START Exercise data

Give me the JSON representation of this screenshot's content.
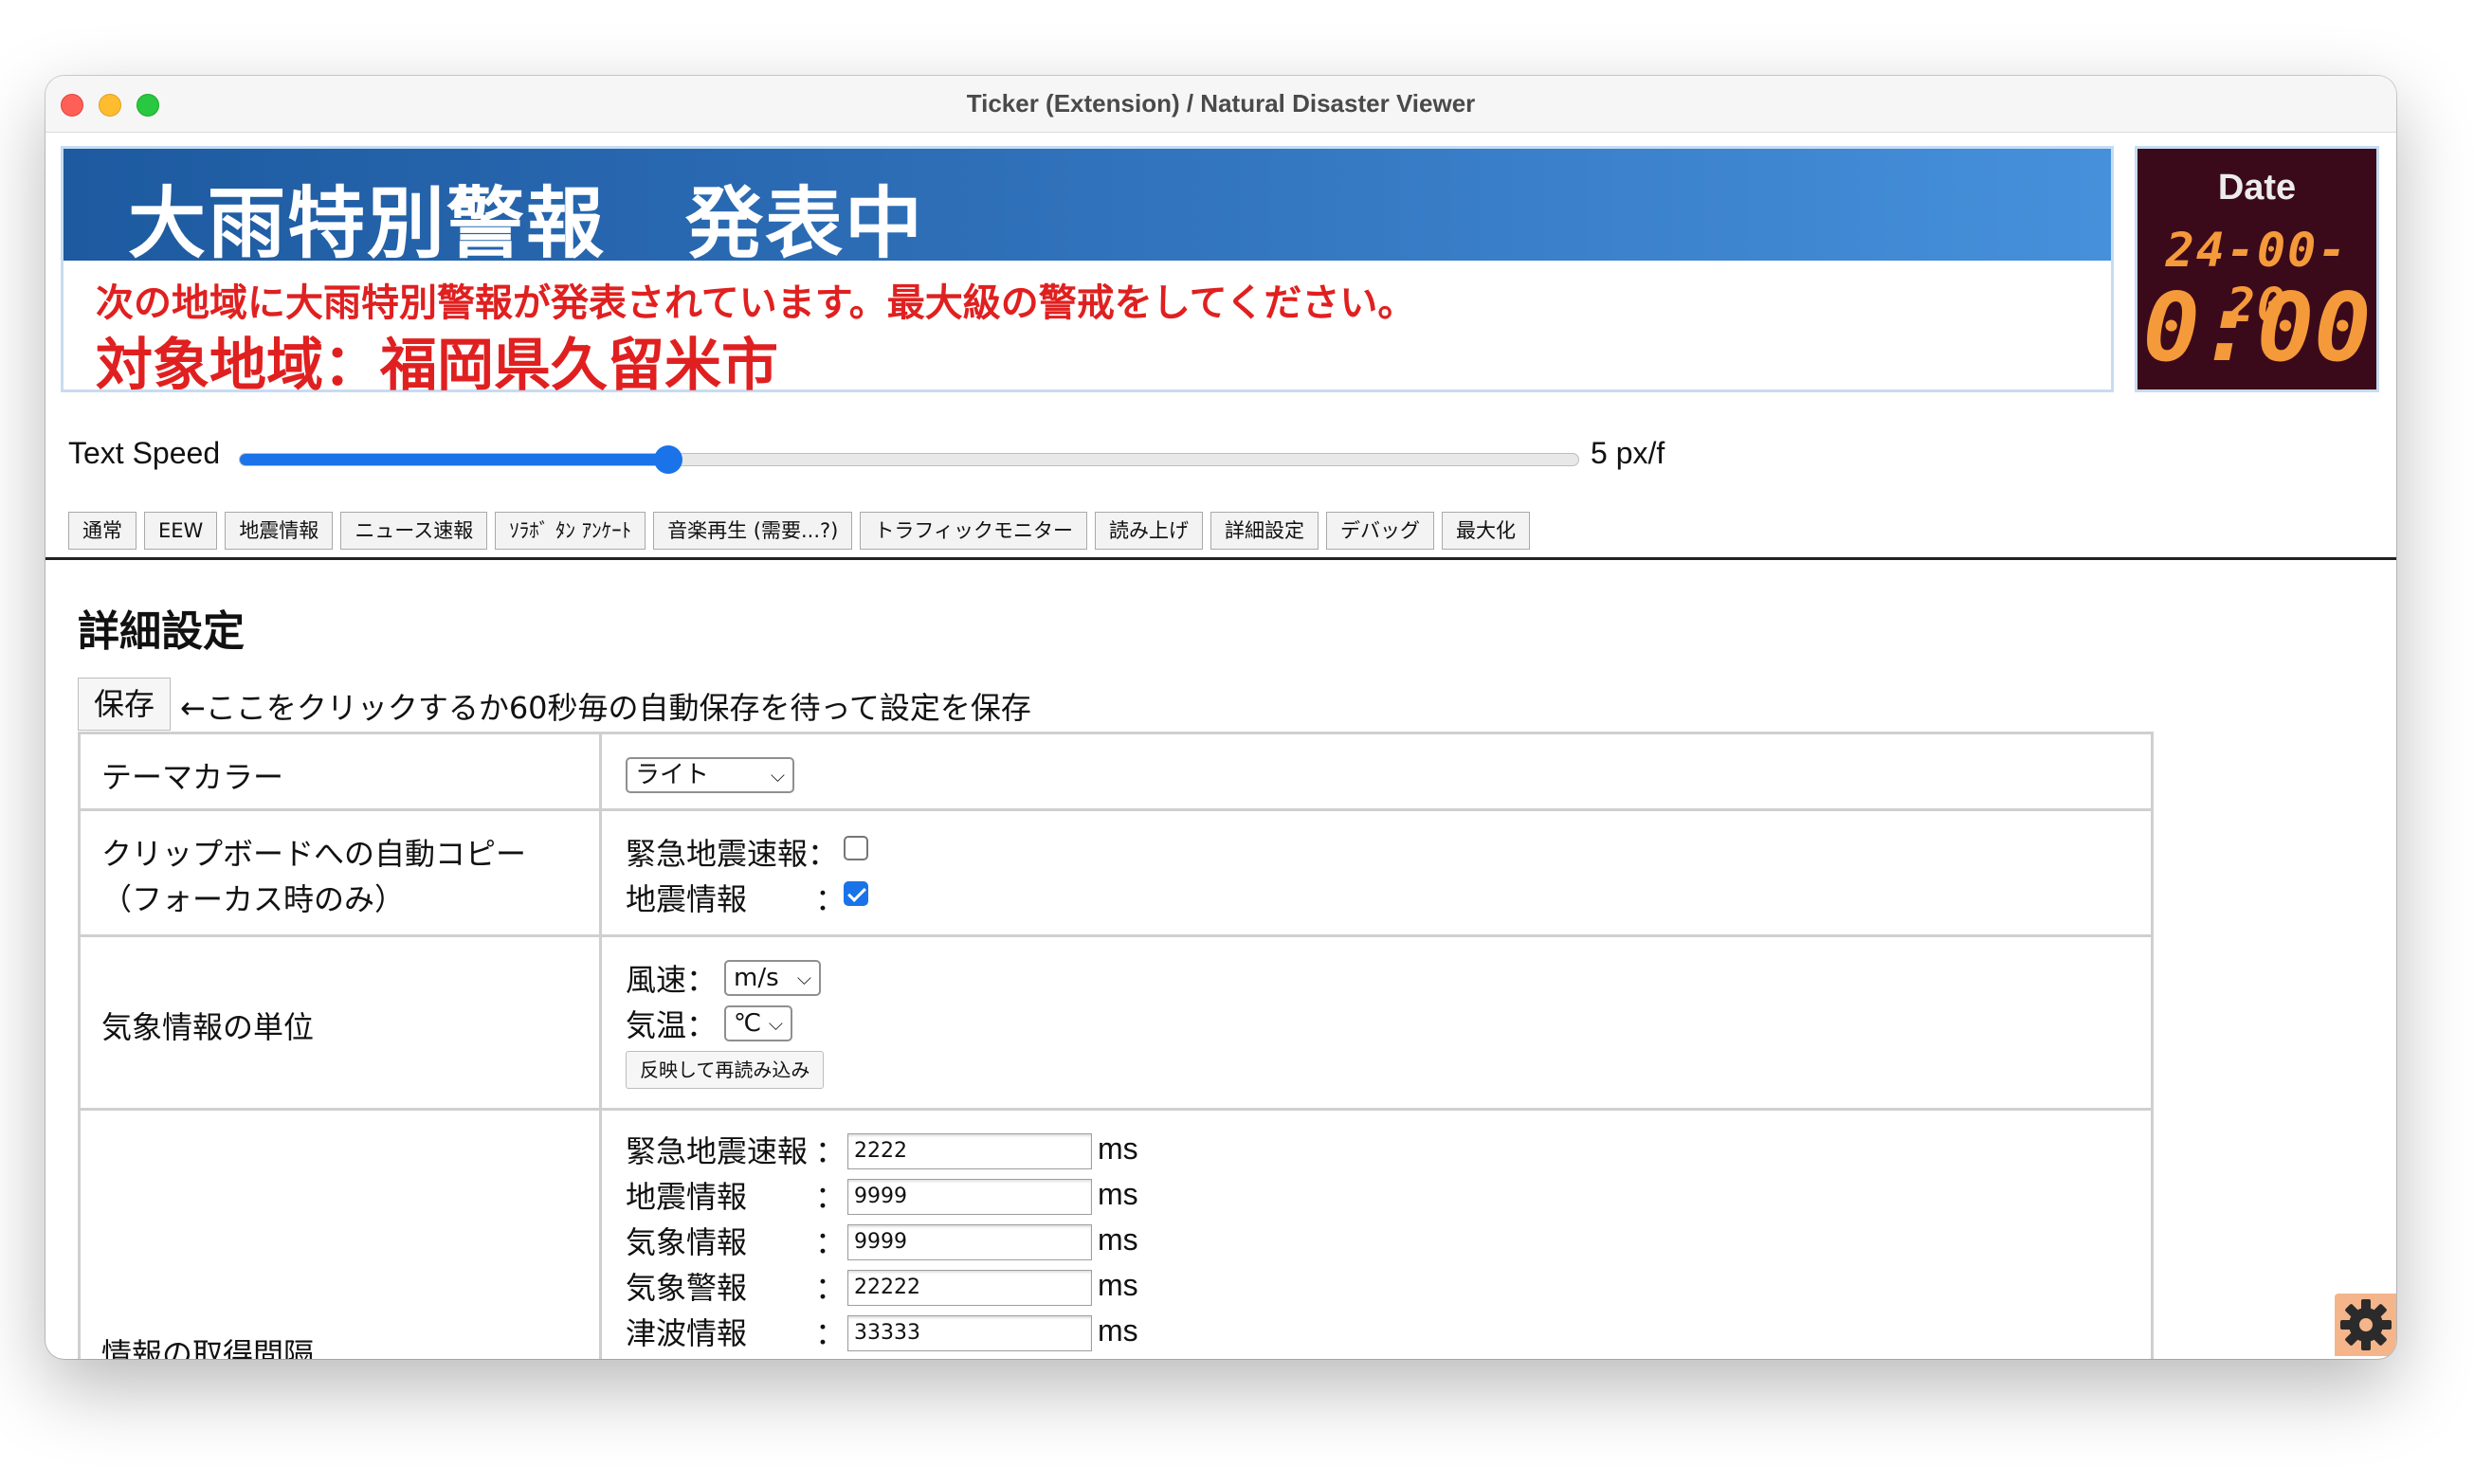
{
  "window": {
    "title": "Ticker (Extension) / Natural Disaster Viewer"
  },
  "ticker": {
    "headline": "大雨特別警報　発表中",
    "message": "次の地域に大雨特別警報が発表されています。最大級の警戒をしてください。",
    "area": "対象地域：福岡県久留米市"
  },
  "clock": {
    "label": "Date",
    "date": "24-00-20",
    "time": "0:00"
  },
  "speed": {
    "label": "Text Speed",
    "value": "5 px/f",
    "fraction": 0.32
  },
  "tabs": [
    "通常",
    "EEW",
    "地震情報",
    "ニュース速報",
    "ｿﾗﾎﾞ ﾀﾝ ｱﾝｹｰﾄ",
    "音楽再生 (需要...?)",
    "トラフィックモニター",
    "読み上げ",
    "詳細設定",
    "デバッグ",
    "最大化"
  ],
  "settings": {
    "title": "詳細設定",
    "save_label": "保存",
    "save_hint": "←ここをクリックするか60秒毎の自動保存を待って設定を保存",
    "theme": {
      "label": "テーマカラー",
      "value": "ライト"
    },
    "clipboard": {
      "label_line1": "クリップボードへの自動コピー",
      "label_line2": "（フォーカス時のみ）",
      "eew_label": "緊急地震速報：",
      "eew_checked": false,
      "quake_label": "地震情報",
      "quake_colon": "：",
      "quake_checked": true
    },
    "units": {
      "label": "気象情報の単位",
      "wind_label": "風速：",
      "wind_value": "m/s",
      "temp_label": "気温：",
      "temp_value": "℃",
      "reload_label": "反映して再読み込み"
    },
    "intervals": {
      "label": "情報の取得間隔",
      "unit": "ms",
      "items": [
        {
          "label": "緊急地震速報",
          "colon": "：",
          "value": "2222"
        },
        {
          "label": "地震情報",
          "colon": "：",
          "value": "9999"
        },
        {
          "label": "気象情報",
          "colon": "：",
          "value": "9999"
        },
        {
          "label": "気象警報",
          "colon": "：",
          "value": "22222"
        },
        {
          "label": "津波情報",
          "colon": "：",
          "value": "33333"
        }
      ]
    }
  },
  "icons": {
    "settings": "gear-icon"
  },
  "colors": {
    "accent": "#1a73e8",
    "alert_red": "#e02020",
    "ticker_blue": "#2e6fb8",
    "clock_bg": "#3b0a1a",
    "clock_digits": "#f59a3a",
    "gear_bg": "#f4b58a"
  }
}
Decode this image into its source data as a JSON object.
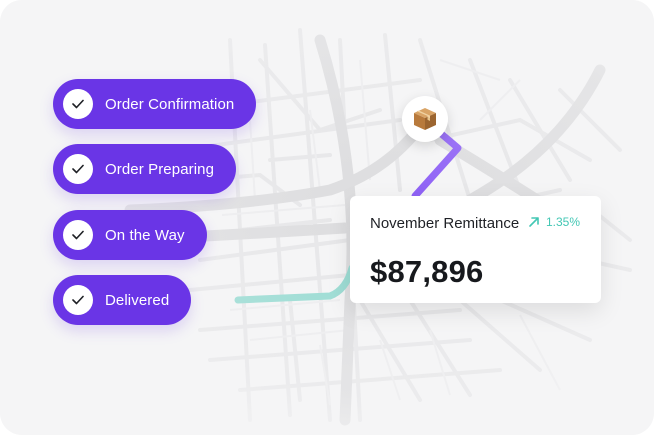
{
  "statuses": [
    {
      "label": "Order Confirmation",
      "icon": "check-icon",
      "state": "complete"
    },
    {
      "label": "Order Preparing",
      "icon": "check-icon",
      "state": "complete"
    },
    {
      "label": "On the Way",
      "icon": "check-icon",
      "state": "complete"
    },
    {
      "label": "Delivered",
      "icon": "check-icon",
      "state": "complete"
    }
  ],
  "remittance": {
    "title": "November Remittance",
    "change_icon": "arrow-up-right-icon",
    "change": "1.35%",
    "amount": "$87,896"
  },
  "map": {
    "marker_icon": "package-icon",
    "route_traveled_color": "#8b5cf6",
    "route_remaining_color": "#8fd9cf"
  },
  "colors": {
    "accent": "#6a35e6",
    "positive": "#43c7b4"
  }
}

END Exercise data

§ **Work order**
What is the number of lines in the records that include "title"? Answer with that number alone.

§ **Answer for this exercise**
3